## [About this exercise]
Return the data exactly, without pictures.

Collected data
········

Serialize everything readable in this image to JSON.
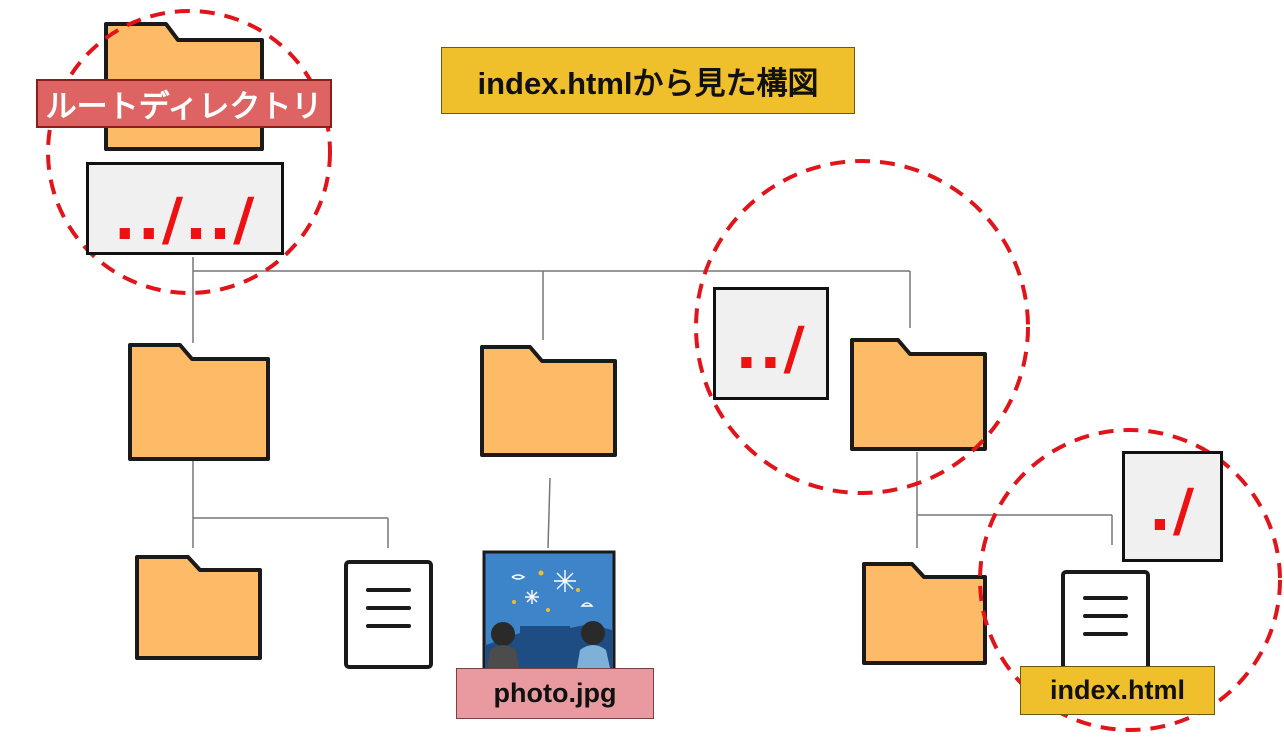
{
  "title": "index.htmlから見た構図",
  "root_label": "ルートディレクトリ",
  "photo_label": "photo.jpg",
  "index_label": "index.html",
  "paths": {
    "root": "../../",
    "parent": "../",
    "current": "./"
  },
  "colors": {
    "folder_fill": "#fdbb68",
    "folder_stroke": "#1a1a1a",
    "highlight_circle": "#e0141b",
    "path_text": "#ee1111",
    "path_box_fill": "#f0f0f0",
    "title_bg": "#f0c02c",
    "root_label_bg": "#de6464",
    "photo_label_bg": "#e99aa0",
    "index_label_bg": "#f0c02c",
    "connector": "#777777"
  },
  "icons": [
    "folder-icon",
    "document-icon",
    "photo-thumbnail"
  ]
}
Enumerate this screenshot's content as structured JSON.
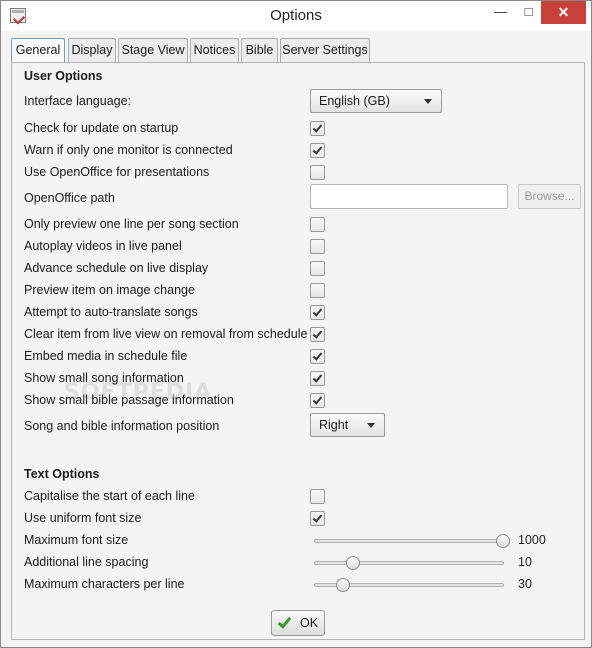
{
  "window": {
    "title": "Options"
  },
  "title_controls": {
    "minimize": "—",
    "maximize": "□",
    "close": "✕"
  },
  "tabs": [
    {
      "label": "General",
      "active": true
    },
    {
      "label": "Display",
      "active": false
    },
    {
      "label": "Stage View",
      "active": false
    },
    {
      "label": "Notices",
      "active": false
    },
    {
      "label": "Bible",
      "active": false
    },
    {
      "label": "Server Settings",
      "active": false
    }
  ],
  "user_options": {
    "heading": "User Options",
    "interface_language": {
      "label": "Interface language:",
      "value": "English (GB)"
    },
    "check_update": {
      "label": "Check for update on startup",
      "checked": true
    },
    "warn_monitor": {
      "label": "Warn if only one monitor is connected",
      "checked": true
    },
    "use_openoffice": {
      "label": "Use OpenOffice for presentations",
      "checked": false
    },
    "openoffice_path": {
      "label": "OpenOffice path",
      "value": "",
      "browse_label": "Browse..."
    },
    "preview_one_line": {
      "label": "Only preview one line per song section",
      "checked": false
    },
    "autoplay_videos": {
      "label": "Autoplay videos in live panel",
      "checked": false
    },
    "advance_schedule": {
      "label": "Advance schedule on live display",
      "checked": false
    },
    "preview_image_change": {
      "label": "Preview item on image change",
      "checked": false
    },
    "auto_translate": {
      "label": "Attempt to auto-translate songs",
      "checked": true
    },
    "clear_live_view": {
      "label": "Clear item from live view on removal from schedule",
      "checked": true
    },
    "embed_media": {
      "label": "Embed media in schedule file",
      "checked": true
    },
    "small_song_info": {
      "label": "Show small song information",
      "checked": true
    },
    "small_bible_info": {
      "label": "Show small bible passage information",
      "checked": true
    },
    "info_position": {
      "label": "Song and bible information position",
      "value": "Right"
    }
  },
  "text_options": {
    "heading": "Text Options",
    "capitalise": {
      "label": "Capitalise the start of each line",
      "checked": false
    },
    "uniform_font": {
      "label": "Use uniform font size",
      "checked": true
    },
    "max_font_size": {
      "label": "Maximum font size",
      "value": "1000",
      "fraction": 1.0
    },
    "line_spacing": {
      "label": "Additional line spacing",
      "value": "10",
      "fraction": 0.2
    },
    "max_chars": {
      "label": "Maximum characters per line",
      "value": "30",
      "fraction": 0.15
    }
  },
  "footer": {
    "ok_label": "OK"
  },
  "watermark": "SOFTPEDIA"
}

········

## [Written response]
Serialize everything readable in this image to JSON.
{
  "title": "index.htmlから見た構図",
  "root_label": "ルートディレクトリ",
  "photo_label": "photo.jpg",
  "index_label": "index.html",
  "paths": {
    "root": "../../",
    "parent": "../",
    "current": "./"
  },
  "colors": {
    "folder_fill": "#fdbb68",
    "folder_stroke": "#1a1a1a",
    "highlight_circle": "#e0141b",
    "path_text": "#ee1111",
    "path_box_fill": "#f0f0f0",
    "title_bg": "#f0c02c",
    "root_label_bg": "#de6464",
    "photo_label_bg": "#e99aa0",
    "index_label_bg": "#f0c02c",
    "connector": "#777777"
  },
  "icons": [
    "folder-icon",
    "document-icon",
    "photo-thumbnail"
  ]
}
Enumerate this screenshot's content as structured JSON.
{
  "window": {
    "title": "Options"
  },
  "title_controls": {
    "minimize": "—",
    "maximize": "□",
    "close": "✕"
  },
  "tabs": [
    {
      "label": "General",
      "active": true
    },
    {
      "label": "Display",
      "active": false
    },
    {
      "label": "Stage View",
      "active": false
    },
    {
      "label": "Notices",
      "active": false
    },
    {
      "label": "Bible",
      "active": false
    },
    {
      "label": "Server Settings",
      "active": false
    }
  ],
  "user_options": {
    "heading": "User Options",
    "interface_language": {
      "label": "Interface language:",
      "value": "English (GB)"
    },
    "check_update": {
      "label": "Check for update on startup",
      "checked": true
    },
    "warn_monitor": {
      "label": "Warn if only one monitor is connected",
      "checked": true
    },
    "use_openoffice": {
      "label": "Use OpenOffice for presentations",
      "checked": false
    },
    "openoffice_path": {
      "label": "OpenOffice path",
      "value": "",
      "browse_label": "Browse..."
    },
    "preview_one_line": {
      "label": "Only preview one line per song section",
      "checked": false
    },
    "autoplay_videos": {
      "label": "Autoplay videos in live panel",
      "checked": false
    },
    "advance_schedule": {
      "label": "Advance schedule on live display",
      "checked": false
    },
    "preview_image_change": {
      "label": "Preview item on image change",
      "checked": false
    },
    "auto_translate": {
      "label": "Attempt to auto-translate songs",
      "checked": true
    },
    "clear_live_view": {
      "label": "Clear item from live view on removal from schedule",
      "checked": true
    },
    "embed_media": {
      "label": "Embed media in schedule file",
      "checked": true
    },
    "small_song_info": {
      "label": "Show small song information",
      "checked": true
    },
    "small_bible_info": {
      "label": "Show small bible passage information",
      "checked": true
    },
    "info_position": {
      "label": "Song and bible information position",
      "value": "Right"
    }
  },
  "text_options": {
    "heading": "Text Options",
    "capitalise": {
      "label": "Capitalise the start of each line",
      "checked": false
    },
    "uniform_font": {
      "label": "Use uniform font size",
      "checked": true
    },
    "max_font_size": {
      "label": "Maximum font size",
      "value": "1000",
      "fraction": 1.0
    },
    "line_spacing": {
      "label": "Additional line spacing",
      "value": "10",
      "fraction": 0.2
    },
    "max_chars": {
      "label": "Maximum characters per line",
      "value": "30",
      "fraction": 0.15
    }
  },
  "footer": {
    "ok_label": "OK"
  },
  "watermark": "SOFTPEDIA"
}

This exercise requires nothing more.